ABOUT THIS EXERCISE:
The answer must consist of every line below containing "title".

====================

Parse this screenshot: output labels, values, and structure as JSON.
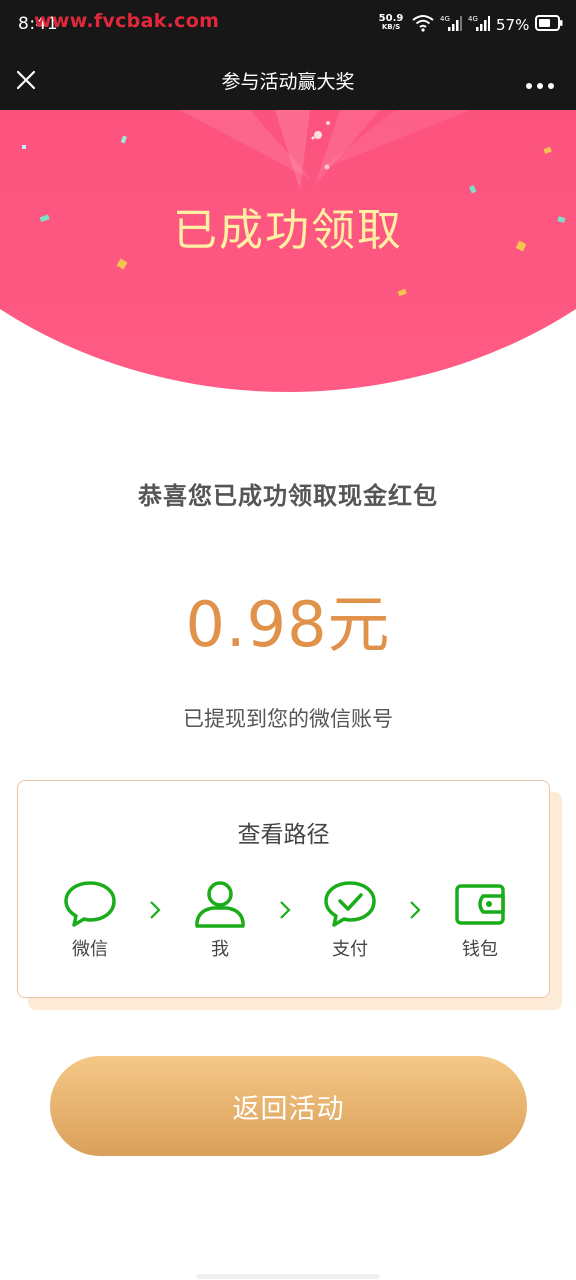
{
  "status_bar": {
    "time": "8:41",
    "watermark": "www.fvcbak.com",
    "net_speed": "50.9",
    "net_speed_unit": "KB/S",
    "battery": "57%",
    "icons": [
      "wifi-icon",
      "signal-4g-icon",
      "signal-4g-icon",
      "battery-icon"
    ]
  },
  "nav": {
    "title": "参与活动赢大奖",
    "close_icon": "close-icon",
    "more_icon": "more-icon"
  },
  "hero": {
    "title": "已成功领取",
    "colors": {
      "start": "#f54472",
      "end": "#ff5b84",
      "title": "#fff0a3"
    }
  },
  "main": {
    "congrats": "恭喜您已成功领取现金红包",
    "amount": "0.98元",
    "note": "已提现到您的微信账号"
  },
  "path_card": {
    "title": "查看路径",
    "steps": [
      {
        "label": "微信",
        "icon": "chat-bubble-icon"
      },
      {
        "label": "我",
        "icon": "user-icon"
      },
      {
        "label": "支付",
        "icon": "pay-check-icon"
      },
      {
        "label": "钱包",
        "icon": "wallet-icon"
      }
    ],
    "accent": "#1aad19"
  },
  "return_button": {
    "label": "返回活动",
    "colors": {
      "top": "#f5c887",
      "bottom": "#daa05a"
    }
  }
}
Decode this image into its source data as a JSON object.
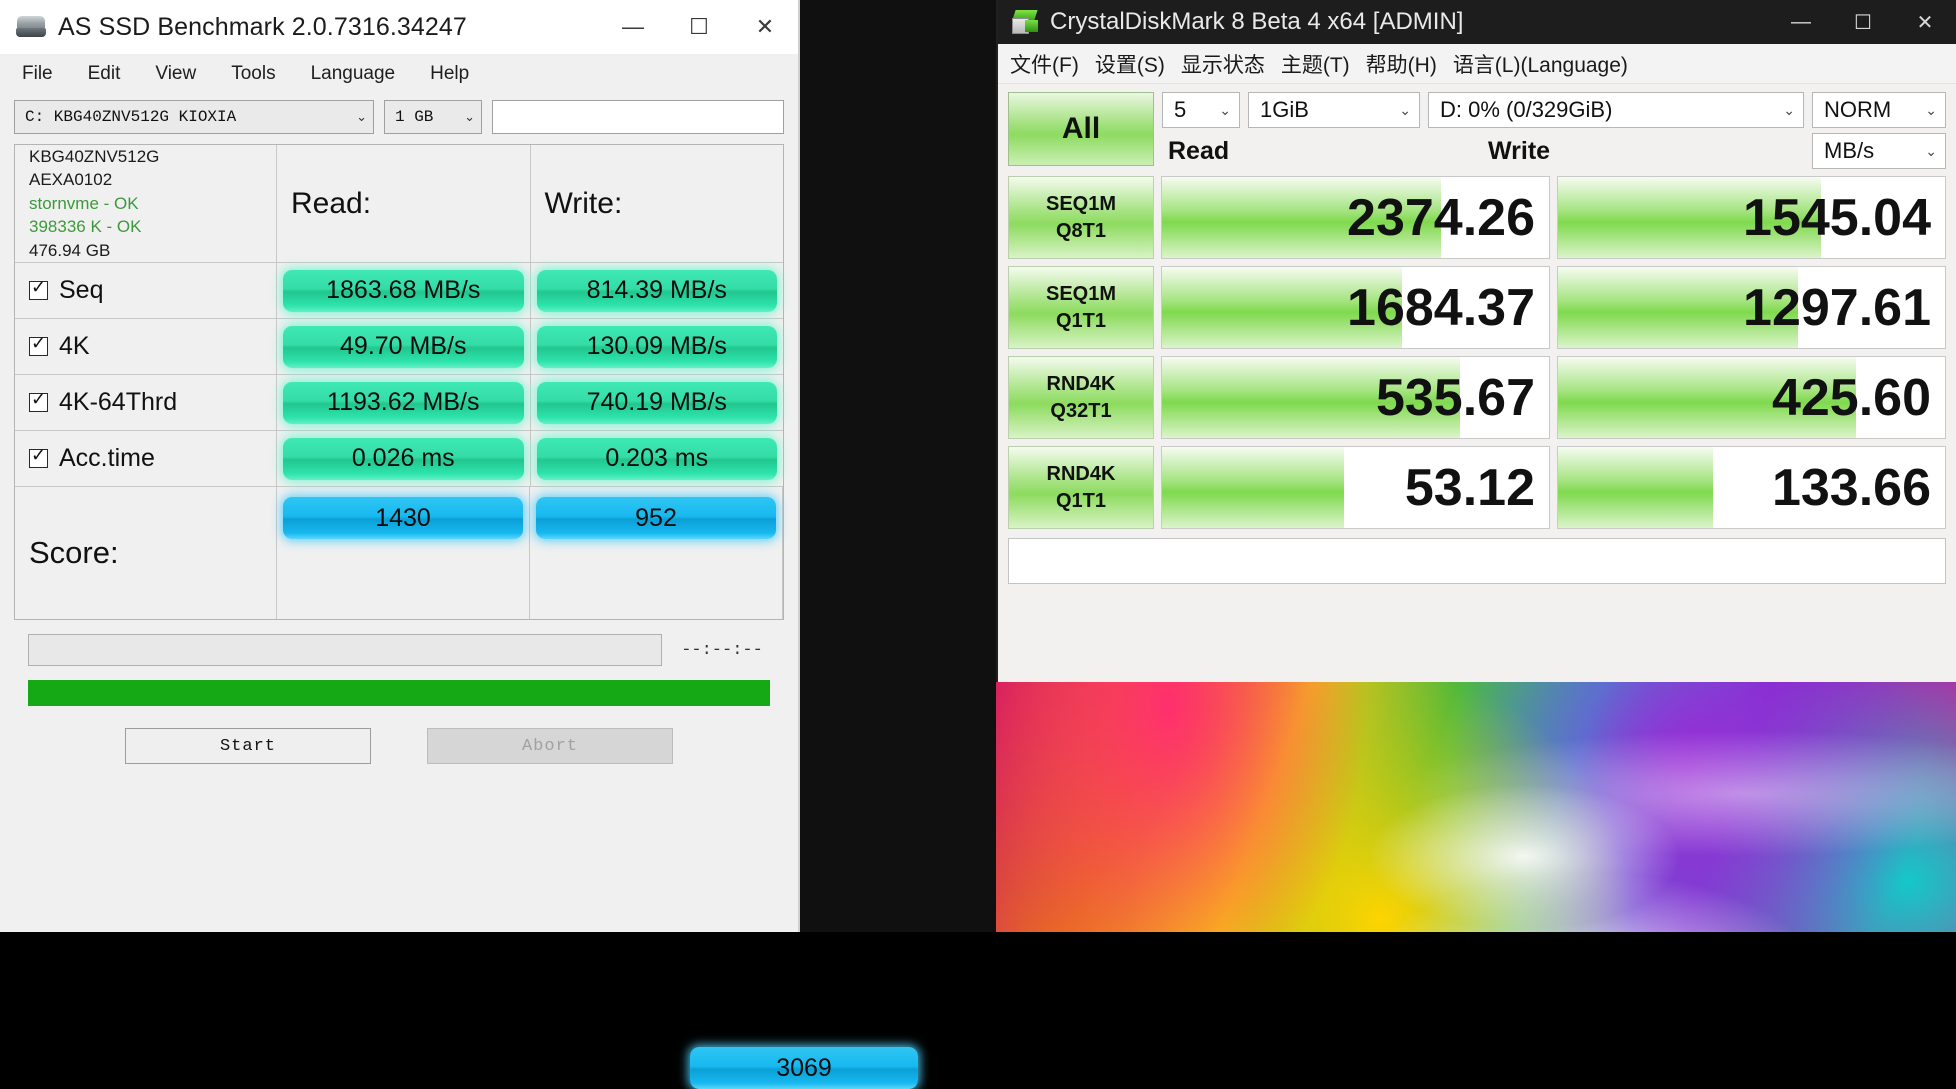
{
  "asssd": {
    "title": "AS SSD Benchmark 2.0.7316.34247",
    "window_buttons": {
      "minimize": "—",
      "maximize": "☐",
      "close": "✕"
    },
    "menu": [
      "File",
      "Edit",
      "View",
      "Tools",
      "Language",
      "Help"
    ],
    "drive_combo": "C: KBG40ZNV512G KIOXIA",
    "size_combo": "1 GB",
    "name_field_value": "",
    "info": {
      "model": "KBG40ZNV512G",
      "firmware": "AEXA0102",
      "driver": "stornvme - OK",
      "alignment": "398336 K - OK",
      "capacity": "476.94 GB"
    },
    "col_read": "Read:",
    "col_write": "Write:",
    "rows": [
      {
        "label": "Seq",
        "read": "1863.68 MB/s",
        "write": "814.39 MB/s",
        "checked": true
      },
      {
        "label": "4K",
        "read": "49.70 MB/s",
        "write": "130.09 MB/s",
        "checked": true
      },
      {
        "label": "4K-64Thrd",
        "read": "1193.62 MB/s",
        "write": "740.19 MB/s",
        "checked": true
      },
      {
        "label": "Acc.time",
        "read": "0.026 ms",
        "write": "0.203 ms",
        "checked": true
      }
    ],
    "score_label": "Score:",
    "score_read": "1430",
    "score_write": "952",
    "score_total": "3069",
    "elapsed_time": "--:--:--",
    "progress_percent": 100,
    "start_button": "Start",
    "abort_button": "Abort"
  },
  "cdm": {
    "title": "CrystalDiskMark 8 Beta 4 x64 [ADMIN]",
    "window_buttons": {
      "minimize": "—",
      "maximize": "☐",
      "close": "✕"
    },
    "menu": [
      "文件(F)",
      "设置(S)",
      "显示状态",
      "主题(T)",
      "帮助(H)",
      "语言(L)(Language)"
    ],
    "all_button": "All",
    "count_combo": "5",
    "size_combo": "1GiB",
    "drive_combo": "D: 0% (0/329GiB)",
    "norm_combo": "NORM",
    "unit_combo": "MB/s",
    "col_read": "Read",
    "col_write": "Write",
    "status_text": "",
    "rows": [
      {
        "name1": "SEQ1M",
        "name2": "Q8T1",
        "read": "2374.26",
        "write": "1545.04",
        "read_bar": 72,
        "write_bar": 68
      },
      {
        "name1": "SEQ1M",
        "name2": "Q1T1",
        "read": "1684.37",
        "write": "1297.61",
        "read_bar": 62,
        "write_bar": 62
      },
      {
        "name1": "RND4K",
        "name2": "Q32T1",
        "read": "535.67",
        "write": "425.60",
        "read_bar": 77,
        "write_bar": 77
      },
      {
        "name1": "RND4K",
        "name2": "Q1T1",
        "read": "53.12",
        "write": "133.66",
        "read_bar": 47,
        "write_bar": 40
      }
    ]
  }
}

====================

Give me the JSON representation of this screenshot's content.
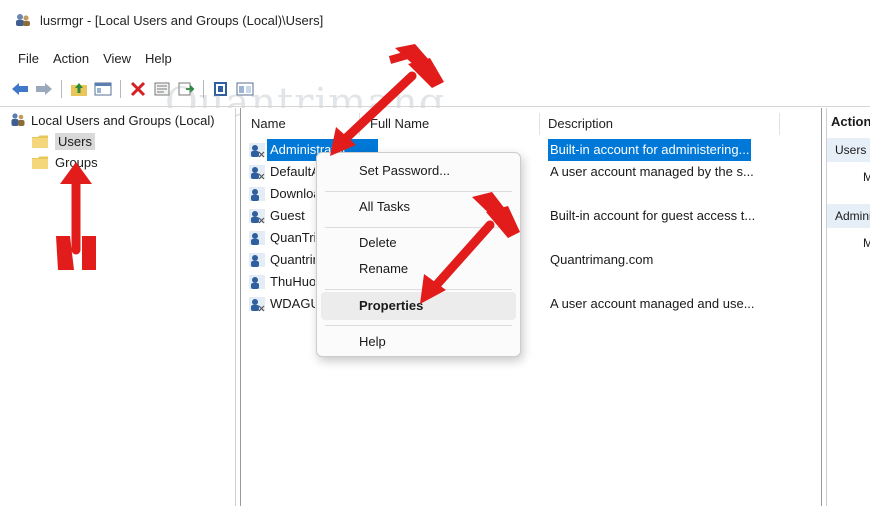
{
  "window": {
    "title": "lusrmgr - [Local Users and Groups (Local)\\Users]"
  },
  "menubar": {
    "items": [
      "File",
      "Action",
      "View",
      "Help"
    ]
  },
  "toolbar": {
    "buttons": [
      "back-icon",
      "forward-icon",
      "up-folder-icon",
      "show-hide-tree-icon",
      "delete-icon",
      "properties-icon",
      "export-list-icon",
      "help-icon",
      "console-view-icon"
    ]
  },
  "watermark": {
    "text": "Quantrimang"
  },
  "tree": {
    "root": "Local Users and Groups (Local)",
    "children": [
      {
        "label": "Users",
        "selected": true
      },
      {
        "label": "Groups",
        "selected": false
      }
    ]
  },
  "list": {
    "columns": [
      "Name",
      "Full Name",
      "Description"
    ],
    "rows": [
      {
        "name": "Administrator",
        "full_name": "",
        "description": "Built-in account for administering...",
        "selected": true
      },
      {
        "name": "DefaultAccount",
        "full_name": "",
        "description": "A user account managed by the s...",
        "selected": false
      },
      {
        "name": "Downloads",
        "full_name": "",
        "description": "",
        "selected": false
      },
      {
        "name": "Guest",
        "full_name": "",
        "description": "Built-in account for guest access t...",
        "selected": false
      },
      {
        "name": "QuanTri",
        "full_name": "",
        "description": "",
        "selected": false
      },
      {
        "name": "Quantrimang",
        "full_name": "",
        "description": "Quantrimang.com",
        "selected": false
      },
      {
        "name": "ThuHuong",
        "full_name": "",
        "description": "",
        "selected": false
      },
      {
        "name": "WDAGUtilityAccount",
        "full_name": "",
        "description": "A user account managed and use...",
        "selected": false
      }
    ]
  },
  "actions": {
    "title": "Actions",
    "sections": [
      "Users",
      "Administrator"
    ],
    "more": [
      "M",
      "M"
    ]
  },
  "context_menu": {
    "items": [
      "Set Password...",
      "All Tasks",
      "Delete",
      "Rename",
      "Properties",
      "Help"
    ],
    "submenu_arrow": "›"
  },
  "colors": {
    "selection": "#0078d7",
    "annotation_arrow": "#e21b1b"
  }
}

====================

EXPECTED ANSWER:
    "title": "参与活动赢大奖",
    "title": "已成功领取",
      "title": "#fff0a3"
    "title": "查看路径",
    "title": "AS SSD Benchmark 2.0.7316.34247",
    "title": "CrystalDiskMark 8 Beta 4 x64 [ADMIN]",
    "title": "lusrmgr - [Local Users and Groups (Local)\\Users]"
    "title": "Actions",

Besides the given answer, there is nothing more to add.